That evening, as Meadows had his 15 minutes of fame as a casualty of the protests, his mother was about to take up her role as a rather modest human rights campaigner forced to speak for others from the immediacy of personal experience.
Matthews is a senior lecturer in English literature at Roehampton University, a job she has held for 20 years. Educated at the University of Oxford, she is nevertheless a believer in education for all, especially those who are the first from their families to attend university. For Matthews, those educated in English literature, and more broadly the humanities, have the potential to gain a voice in the public debate central to the democratic process.
Moreover, her family has for years been involved in what prime minister David Cameron likes to call the "Big Society". Married to a man who has worked in the community and now teaches art to those in prison, Matthews is not a natural protester or a troublemaker. She admits that she was a comfortably brought-up middle-class girl, with a nice middle-class education, who "didn't get" what "other people did" about the Vietnam War and the class struggle.
The Iraq War politicised her for the first time. For Matthews, there suddenly opened up an "absolute disjunction" between what was being said and the reality on the ground. Seeing no "logic to going to war", she took to the streets, with millions of others, bringing one of Alfie's sisters along for the ride.
The abject failure of the Iraq protests threw her into the arms of the Liberal Democrats. She voted for them for the first time in the 2010 general election, only to find another "betrayal" and the effective neutering of the policies she supported. Ed Miliband's rebranded Labour Party is, for her, simply "unbelievably feeble" in the face of welfare cuts.
At the anti-fees demonstration, she was shocked by the "scorn" of the police and was told by one officer that "protest never works".
Alfie Meadows' particular circumstances are now the subject of an inquiry by the Independent Police Complaints Commission. Matthews says she feels no guilt at participating in the protest that led to her son's injuries, just a newly awakened sense of activism motivated by the need to right a wrong.
She finds herself in a tradition of radical libertarianism and street democracy that stretches back to John Lilburne in the 17th century and comes up to date with Brian Haw, the peace activist who camped in Parliament Square.
It is this sense of needing to right a government wrong that infuriates and motivates liberal middle England. The perception that power corrupts can make unlikely but articulate advocates of liberty, and Matthews is articulate.
She is now campaigning with many others to get kettling outlawed under European human rights legislation, but she admits that she has no real sense of how to solve higher education's crisis. She still believes in the 1960s ideal of "communal responsibility" and feels that education is a form of communal insurance. As for how it is all to be paid for, she hesitates and is unsure; she advocates cancelling the Trident nuclear weapons programme and calls for more debate of the issues.
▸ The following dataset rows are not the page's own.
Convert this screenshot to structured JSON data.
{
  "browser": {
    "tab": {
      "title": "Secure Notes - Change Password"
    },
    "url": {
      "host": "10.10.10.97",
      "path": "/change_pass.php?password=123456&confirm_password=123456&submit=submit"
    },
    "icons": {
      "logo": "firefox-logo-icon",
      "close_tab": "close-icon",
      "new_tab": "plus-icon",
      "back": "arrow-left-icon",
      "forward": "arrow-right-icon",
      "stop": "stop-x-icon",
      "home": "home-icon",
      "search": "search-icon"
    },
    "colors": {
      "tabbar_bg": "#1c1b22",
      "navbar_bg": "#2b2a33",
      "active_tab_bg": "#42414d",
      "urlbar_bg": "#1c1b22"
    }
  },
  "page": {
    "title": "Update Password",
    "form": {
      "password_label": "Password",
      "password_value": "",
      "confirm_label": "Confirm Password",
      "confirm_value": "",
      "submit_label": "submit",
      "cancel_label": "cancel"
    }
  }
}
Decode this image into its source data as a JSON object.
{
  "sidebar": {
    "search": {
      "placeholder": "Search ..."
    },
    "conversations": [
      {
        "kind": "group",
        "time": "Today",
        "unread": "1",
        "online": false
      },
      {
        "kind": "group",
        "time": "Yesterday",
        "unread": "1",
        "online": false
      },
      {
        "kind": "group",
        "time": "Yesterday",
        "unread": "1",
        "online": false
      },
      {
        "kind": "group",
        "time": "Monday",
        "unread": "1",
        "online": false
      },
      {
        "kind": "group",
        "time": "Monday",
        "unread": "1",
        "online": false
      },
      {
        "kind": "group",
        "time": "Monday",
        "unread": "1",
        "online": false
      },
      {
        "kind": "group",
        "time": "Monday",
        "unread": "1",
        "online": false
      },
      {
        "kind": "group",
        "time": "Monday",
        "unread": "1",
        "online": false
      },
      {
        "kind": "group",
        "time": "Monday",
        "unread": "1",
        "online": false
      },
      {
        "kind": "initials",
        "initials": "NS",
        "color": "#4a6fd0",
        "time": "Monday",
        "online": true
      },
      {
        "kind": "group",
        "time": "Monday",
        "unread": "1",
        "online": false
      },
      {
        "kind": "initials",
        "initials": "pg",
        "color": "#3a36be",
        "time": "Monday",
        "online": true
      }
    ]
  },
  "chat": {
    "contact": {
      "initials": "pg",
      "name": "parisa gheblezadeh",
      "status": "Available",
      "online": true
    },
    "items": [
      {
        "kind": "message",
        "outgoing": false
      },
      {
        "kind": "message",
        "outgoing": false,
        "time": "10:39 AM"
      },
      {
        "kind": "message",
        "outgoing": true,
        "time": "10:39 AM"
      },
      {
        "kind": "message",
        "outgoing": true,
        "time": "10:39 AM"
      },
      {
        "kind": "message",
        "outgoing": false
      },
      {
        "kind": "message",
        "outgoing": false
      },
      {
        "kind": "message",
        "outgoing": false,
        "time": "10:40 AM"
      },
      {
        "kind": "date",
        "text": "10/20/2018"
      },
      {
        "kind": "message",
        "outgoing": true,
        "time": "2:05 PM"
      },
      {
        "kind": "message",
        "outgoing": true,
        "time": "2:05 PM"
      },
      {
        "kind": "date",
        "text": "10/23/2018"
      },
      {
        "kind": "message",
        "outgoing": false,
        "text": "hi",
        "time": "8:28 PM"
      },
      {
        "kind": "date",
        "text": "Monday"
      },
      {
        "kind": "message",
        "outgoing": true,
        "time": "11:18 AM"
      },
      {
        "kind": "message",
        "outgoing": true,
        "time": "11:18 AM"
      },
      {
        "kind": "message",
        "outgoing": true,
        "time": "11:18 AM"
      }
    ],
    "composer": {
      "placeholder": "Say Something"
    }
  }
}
In the past few years, distrust of the state and its institutions has been growing. Yet the anxiety goes deeper than that. Many people fear that what should have been addressed by an older generation was ignored, that such neglect led to the current mess, and that it may now be too late to help their own children. Not since the poll tax riots has Middle England been so rattled.
It is small things that motivate the middle classes: fairness, even-handedness, reasonableness. There is now a feeling of injustice and moral outrage that has gone far beyond the Guardian readers of Islington and Crouch End.
The betrayal of the trusting and supportive middle classes - of those who believed until relatively recently that election promises were made to be kept, that policing was by consent, that education was a right and not a privilege and that English, philosophy and history counted for something in the civilising process - may in time prove to be the most significant betrayal of all.